#### Provided data

= Beginning of Section =

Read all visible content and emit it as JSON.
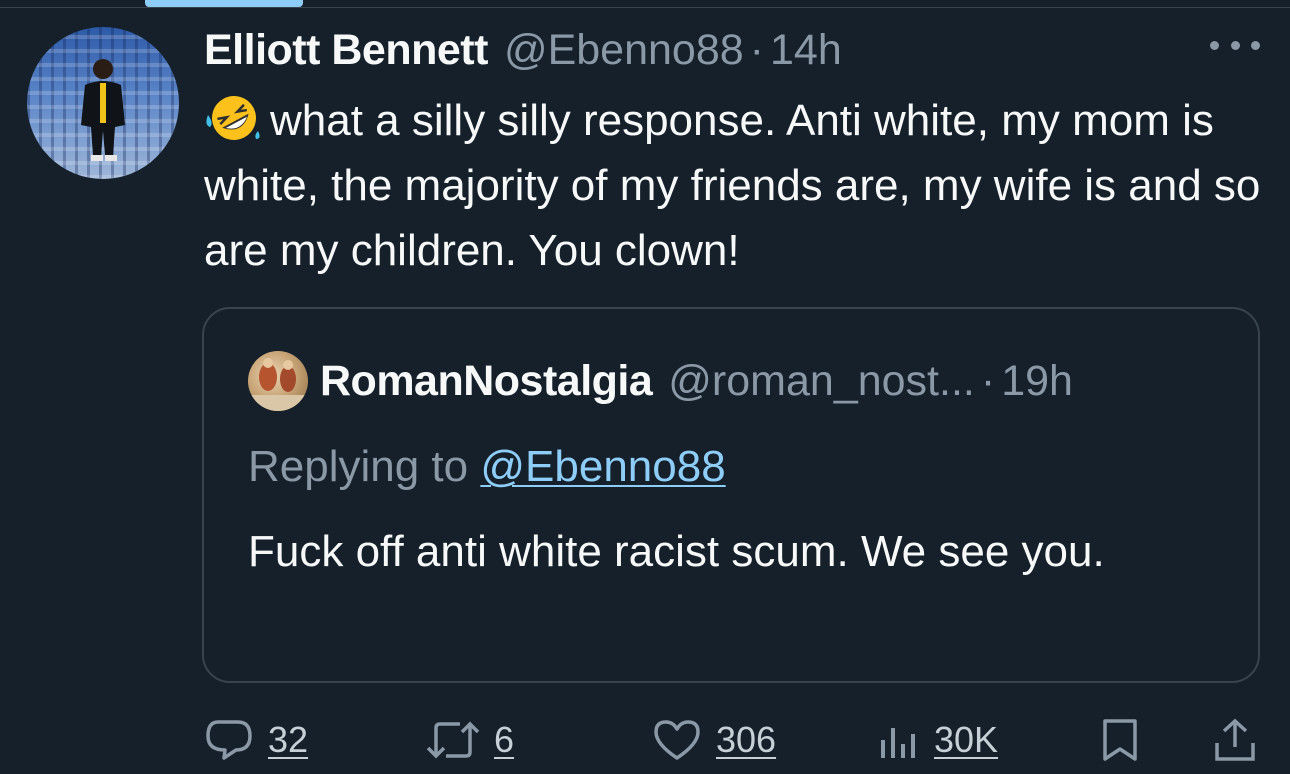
{
  "tweet": {
    "author_name": "Elliott Bennett",
    "author_handle": "@Ebenno88",
    "separator": "·",
    "time": "14h",
    "emoji_icon": "rolling-on-floor-laughing-emoji",
    "text": "what a silly silly response. Anti white, my mom is white, the majority of my friends are, my wife is and so are my children. You clown!"
  },
  "quote": {
    "author_name": "RomanNostalgia",
    "author_handle": "@roman_nost...",
    "separator": "·",
    "time": "19h",
    "replying_prefix": "Replying to ",
    "replying_handle": "@Ebenno88",
    "text": "Fuck off anti white racist scum. We see you."
  },
  "actions": {
    "replies": "32",
    "reposts": "6",
    "likes": "306",
    "views": "30K"
  },
  "colors": {
    "background": "#15202b",
    "text": "#f7f9f9",
    "secondary": "#8b98a5",
    "link": "#8ecdf8",
    "border": "#38444d"
  }
}
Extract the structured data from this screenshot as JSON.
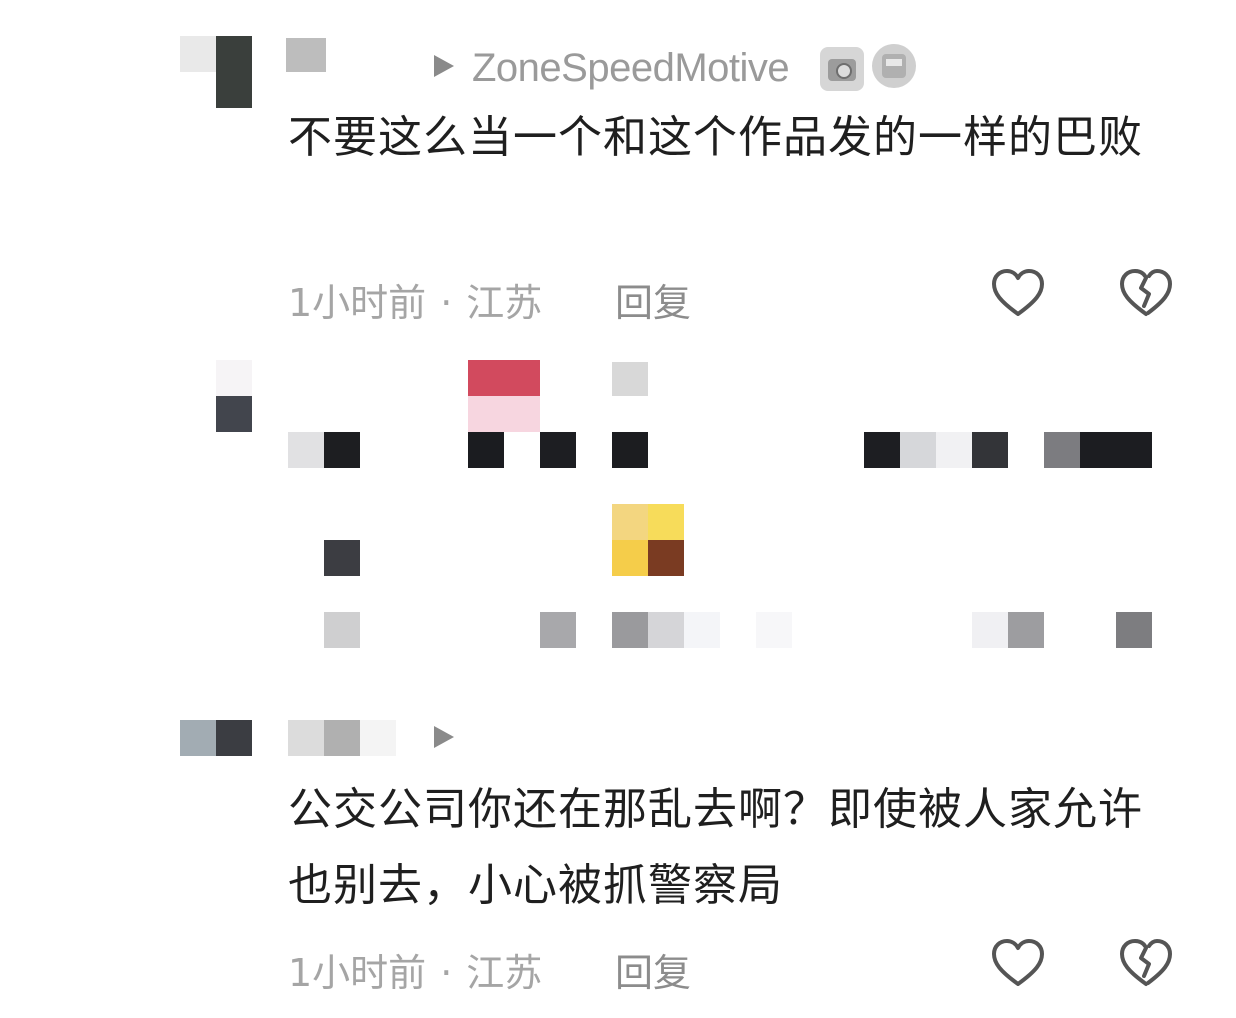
{
  "comments": [
    {
      "reply_to": "ZoneSpeedMotive",
      "badges": [
        "camera-icon",
        "train-icon"
      ],
      "text": "不要这么当一个和这个作品发的一样的巴败",
      "time": "1小时前",
      "location": "江苏",
      "reply_label": "回复",
      "like_icon": "heart-outline-icon",
      "dislike_icon": "broken-heart-icon"
    },
    {
      "censored": true
    },
    {
      "reply_to": "",
      "text": "公交公司你还在那乱去啊？即使被人家允许也别去，小心被抓警察局",
      "time": "1小时前",
      "location": "江苏",
      "reply_label": "回复",
      "like_icon": "heart-outline-icon",
      "dislike_icon": "broken-heart-icon"
    }
  ],
  "colors": {
    "text": "#1f1f1f",
    "meta": "#a5a5a5",
    "reply": "#8c8c8c",
    "icon": "#555555",
    "censor_red": "#d24a5e",
    "censor_yellow": "#f5cd4a"
  }
}
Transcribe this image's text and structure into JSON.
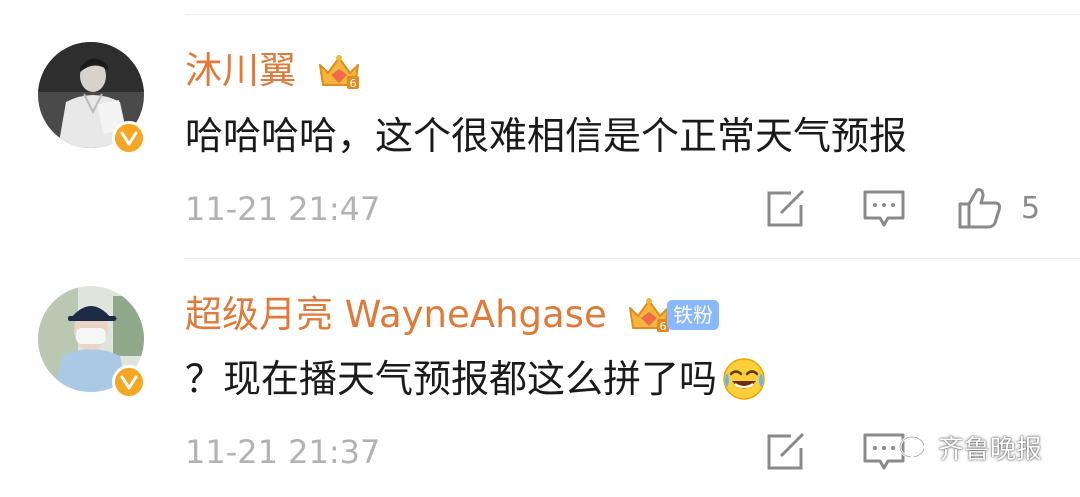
{
  "comments": [
    {
      "username": "沐川翼",
      "text": "哈哈哈哈，这个很难相信是个正常天气预报",
      "time": "11-21 21:47",
      "like_count": "5",
      "level": "6"
    },
    {
      "username": "超级月亮 WayneAhgase",
      "text": "？现在播天气预报都这么拼了吗",
      "time": "11-21 21:37",
      "badge": "铁粉",
      "level": "6",
      "emoji": "laugh-cry-emoji"
    }
  ],
  "watermark": "齐鲁晚报",
  "colors": {
    "username": "#e07a3b",
    "verified": "#f5a623",
    "time": "#b2b2b2"
  }
}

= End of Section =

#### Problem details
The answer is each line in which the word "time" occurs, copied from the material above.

#### Output for this task
    "time": "14h",
    "time": "19h",
      "time": "1小时前",
      "time": "1小时前",
      "time": "11-21 21:47",
      "time": "11-21 21:37",
    "time": "#b2b2b2"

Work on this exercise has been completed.